Page 121: Lemma 5.10.1: Philip Gambette pointed out that this result does not hold for general split networks. Indeed, the network shown in Figure 5.7b is a counterexample. We believe that this can be fixed as follows: The result holds for canonical split networks. It also holds for split networks constructed using the circular network algorithm.
Page 130: An incompatible cluster set is a set of clusters in which at least one pair of clusters is pairwise incompatible (and not, as erroneously stated, a set of clusters in which all clusters are pairwise incompatible).
Page 167: In Exercise 6.11.21, we erroneously state that the network displayed in Figure6.24c is a cluster network. This is not true since for this network the uniqueness condition of Definition 6.4.1 is not fulfilled.

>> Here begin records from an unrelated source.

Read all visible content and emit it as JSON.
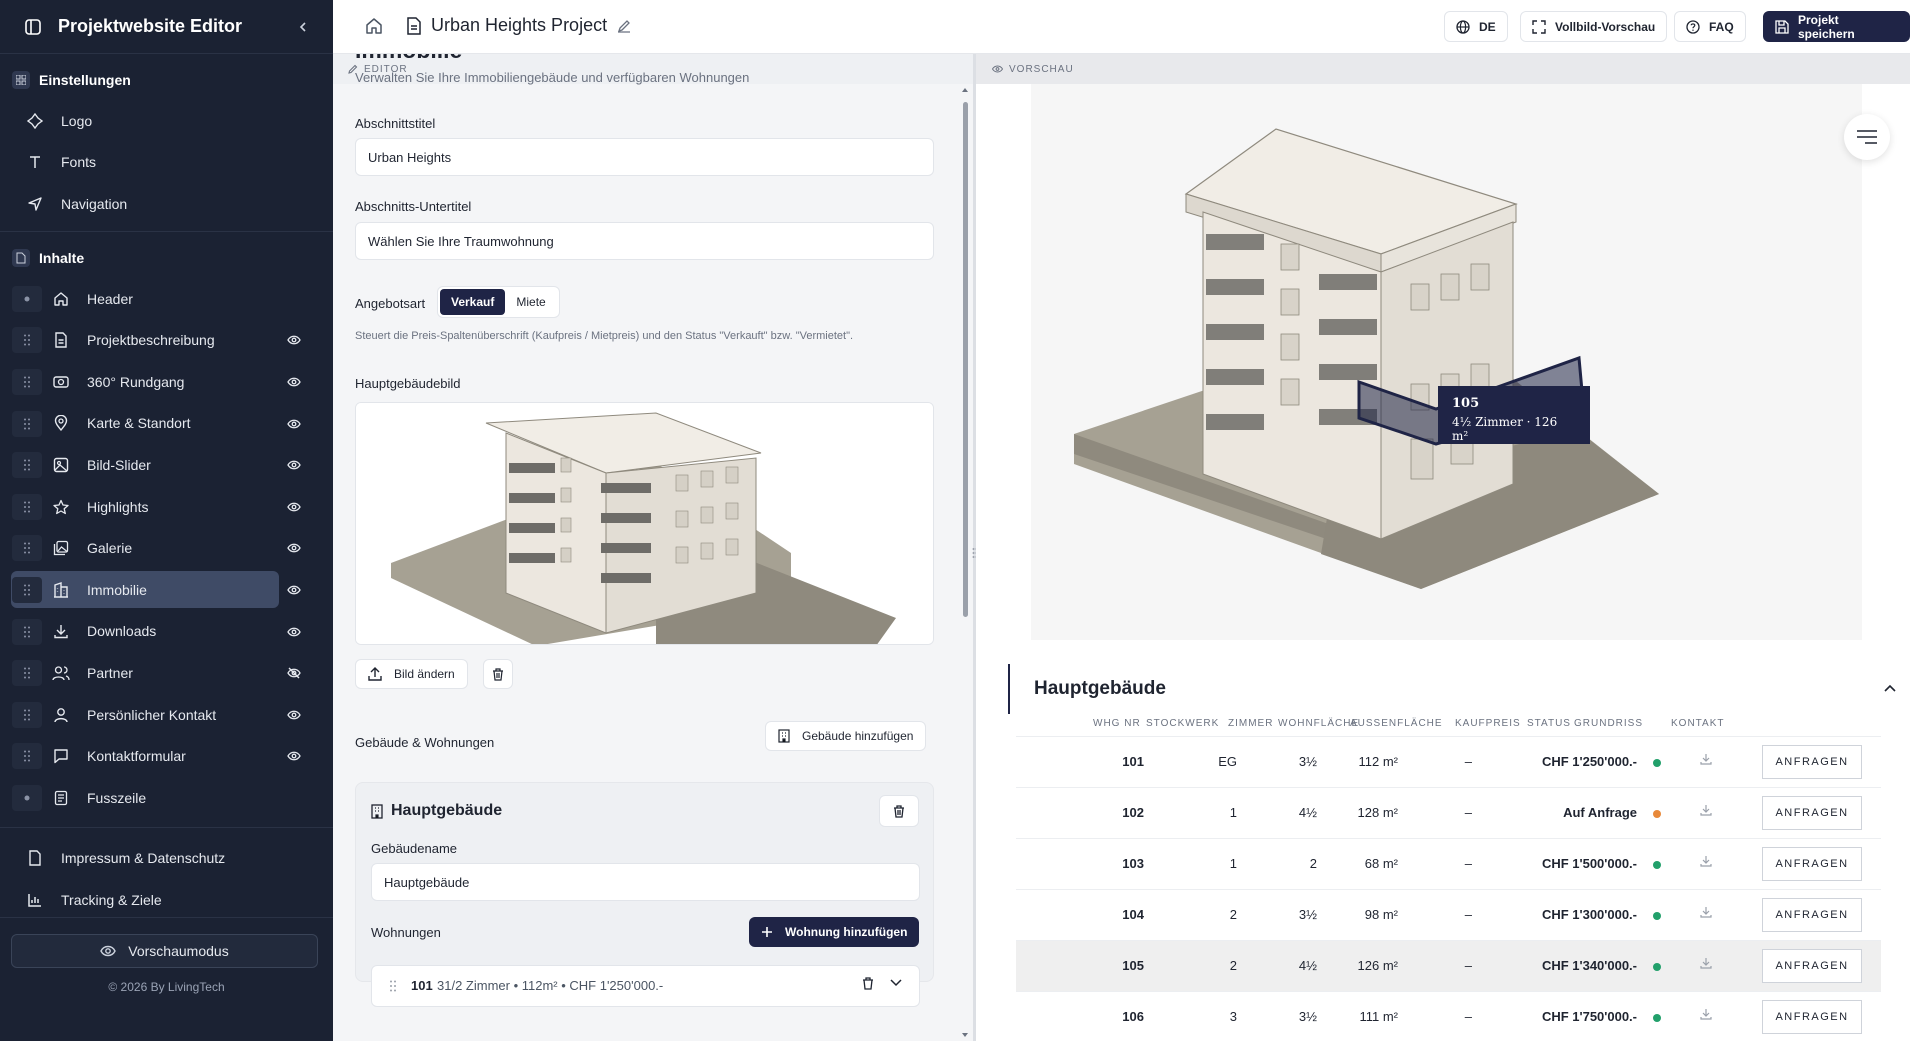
{
  "app": {
    "title": "Projektwebsite Editor",
    "copyright": "© 2026 By LivingTech",
    "preview_mode_label": "Vorschaumodus"
  },
  "sidebar": {
    "settings_section": "Einstellungen",
    "settings_items": [
      {
        "label": "Logo",
        "icon": "logo-icon"
      },
      {
        "label": "Fonts",
        "icon": "type-icon"
      },
      {
        "label": "Navigation",
        "icon": "navigation-icon"
      }
    ],
    "content_section": "Inhalte",
    "content_items": [
      {
        "label": "Header",
        "icon": "home-icon",
        "visible_toggle": false
      },
      {
        "label": "Projektbeschreibung",
        "icon": "document-icon",
        "visible_toggle": true
      },
      {
        "label": "360° Rundgang",
        "icon": "panorama-icon",
        "visible_toggle": true
      },
      {
        "label": "Karte & Standort",
        "icon": "map-pin-icon",
        "visible_toggle": true
      },
      {
        "label": "Bild-Slider",
        "icon": "image-icon",
        "visible_toggle": true
      },
      {
        "label": "Highlights",
        "icon": "star-icon",
        "visible_toggle": true
      },
      {
        "label": "Galerie",
        "icon": "gallery-icon",
        "visible_toggle": true
      },
      {
        "label": "Immobilie",
        "icon": "building-icon",
        "visible_toggle": true,
        "active": true
      },
      {
        "label": "Downloads",
        "icon": "download-icon",
        "visible_toggle": true
      },
      {
        "label": "Partner",
        "icon": "users-icon",
        "visible_toggle": true,
        "hidden": true
      },
      {
        "label": "Persönlicher Kontakt",
        "icon": "user-icon",
        "visible_toggle": true
      },
      {
        "label": "Kontaktformular",
        "icon": "message-icon",
        "visible_toggle": true
      },
      {
        "label": "Fusszeile",
        "icon": "footer-icon",
        "visible_toggle": false
      }
    ],
    "bottom_items": [
      {
        "label": "Impressum & Datenschutz",
        "icon": "document-icon"
      },
      {
        "label": "Tracking & Ziele",
        "icon": "chart-icon"
      }
    ]
  },
  "topbar": {
    "project_title": "Urban Heights Project",
    "language_label": "DE",
    "fullscreen_label": "Vollbild-Vorschau",
    "faq_label": "FAQ",
    "save_label": "Projekt speichern"
  },
  "editor": {
    "bar_label": "EDITOR",
    "heading": "Immobilie",
    "subheading": "Verwalten Sie Ihre Immobiliengebäude und verfügbaren Wohnungen",
    "section_title_label": "Abschnittstitel",
    "section_title_value": "Urban Heights",
    "section_subtitle_label": "Abschnitts-Untertitel",
    "section_subtitle_value": "Wählen Sie Ihre Traumwohnung",
    "offer_type_label": "Angebotsart",
    "offer_options": [
      "Verkauf",
      "Miete"
    ],
    "offer_selected": "Verkauf",
    "offer_hint": "Steuert die Preis-Spaltenüberschrift (Kaufpreis / Mietpreis) und den Status \"Verkauft\" bzw. \"Vermietet\".",
    "main_image_label": "Hauptgebäudebild",
    "change_image_label": "Bild ändern",
    "buildings_label": "Gebäude & Wohnungen",
    "add_building_label": "Gebäude hinzufügen",
    "building": {
      "title": "Hauptgebäude",
      "name_label": "Gebäudename",
      "name_value": "Hauptgebäude",
      "units_label": "Wohnungen",
      "add_unit_label": "Wohnung hinzufügen",
      "first_unit_no": "101",
      "first_unit_desc": "31/2 Zimmer • 112m² • CHF 1'250'000.-"
    }
  },
  "preview": {
    "bar_label": "VORSCHAU",
    "tooltip_unit": "105",
    "tooltip_desc": "4½ Zimmer · 126 m²",
    "section_title": "Hauptgebäude",
    "columns": [
      "WHG NR",
      "STOCKWERK",
      "ZIMMER",
      "WOHNFLÄCHE",
      "AUSSENFLÄCHE",
      "KAUFPREIS",
      "STATUS",
      "GRUNDRISS",
      "KONTAKT"
    ],
    "request_label": "ANFRAGEN",
    "units": [
      {
        "no": "101",
        "floor": "EG",
        "rooms": "3½",
        "area": "112 m²",
        "outdoor": "–",
        "price": "CHF 1'250'000.-",
        "status_color": "#22a06b"
      },
      {
        "no": "102",
        "floor": "1",
        "rooms": "4½",
        "area": "128 m²",
        "outdoor": "–",
        "price": "Auf Anfrage",
        "status_color": "#e8893a"
      },
      {
        "no": "103",
        "floor": "1",
        "rooms": "2",
        "area": "68 m²",
        "outdoor": "–",
        "price": "CHF 1'500'000.-",
        "status_color": "#22a06b"
      },
      {
        "no": "104",
        "floor": "2",
        "rooms": "3½",
        "area": "98 m²",
        "outdoor": "–",
        "price": "CHF 1'300'000.-",
        "status_color": "#22a06b"
      },
      {
        "no": "105",
        "floor": "2",
        "rooms": "4½",
        "area": "126 m²",
        "outdoor": "–",
        "price": "CHF 1'340'000.-",
        "status_color": "#22a06b",
        "highlighted": true
      },
      {
        "no": "106",
        "floor": "3",
        "rooms": "3½",
        "area": "111 m²",
        "outdoor": "–",
        "price": "CHF 1'750'000.-",
        "status_color": "#22a06b"
      }
    ]
  },
  "colors": {
    "sidebar_bg": "#1b2233",
    "accent": "#1f2446",
    "status_available": "#22a06b",
    "status_on_request": "#e8893a"
  }
}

Please use  this network  instead (each node is    shown as a small disk).
Page 168: Exercise 6.12.2 is correct, but not easy... (Hint: use the result that the lca of any two nodes can be computed in constant time, after a linear amount of preprocessing (Harel and Tarjan 1984).)
Page 176: The last tripartition of tree T_2 is: ({b,c},\emptyset,{a,d,e})

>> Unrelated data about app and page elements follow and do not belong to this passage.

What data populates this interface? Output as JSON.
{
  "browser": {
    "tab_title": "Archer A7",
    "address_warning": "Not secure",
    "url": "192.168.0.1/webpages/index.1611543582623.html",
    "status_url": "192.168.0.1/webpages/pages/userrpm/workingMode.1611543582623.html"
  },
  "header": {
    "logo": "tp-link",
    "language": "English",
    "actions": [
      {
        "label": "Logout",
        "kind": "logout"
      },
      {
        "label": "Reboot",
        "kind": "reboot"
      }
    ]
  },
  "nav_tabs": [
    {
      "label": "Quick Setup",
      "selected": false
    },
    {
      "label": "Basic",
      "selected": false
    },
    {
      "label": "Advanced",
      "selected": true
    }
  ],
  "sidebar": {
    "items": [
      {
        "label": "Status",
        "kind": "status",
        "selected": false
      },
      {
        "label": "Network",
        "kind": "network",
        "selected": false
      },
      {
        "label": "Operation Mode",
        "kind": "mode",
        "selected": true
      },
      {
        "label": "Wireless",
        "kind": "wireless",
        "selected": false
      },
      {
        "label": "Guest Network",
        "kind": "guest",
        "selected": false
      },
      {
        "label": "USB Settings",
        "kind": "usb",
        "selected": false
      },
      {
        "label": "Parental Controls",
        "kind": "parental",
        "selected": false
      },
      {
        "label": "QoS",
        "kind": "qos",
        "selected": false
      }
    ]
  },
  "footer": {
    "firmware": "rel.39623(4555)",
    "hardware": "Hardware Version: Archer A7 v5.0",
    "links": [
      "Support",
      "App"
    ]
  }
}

Page 181: In the list of nested labels for the network N_2, remove the curly brackets around taxon a in each of the first three lines (thanks to Benjamin Albrecht for pointing this out).
The follow errors were pointed out by Simone Linz:
Page 275: 4th line of section 11.5.1: Script C should be plain C.
Page 278: 21st line: ... then that subtree is a component... should be ...then that subtree is contained in a component...
Page 281: Theorem 11.5.7. Should also state that if the acyclic agreement forest ist maximum with h components, then any phylogenetic network N on X that represents both T1 and T2 will have at least h-1 reticulations.
Page 282: 4th line: ...problem of finding an acyclic agreement forest... should be ... problem of finding a maximum acyclic agreement forest...
Page 283: 20th line, holds: should be hold: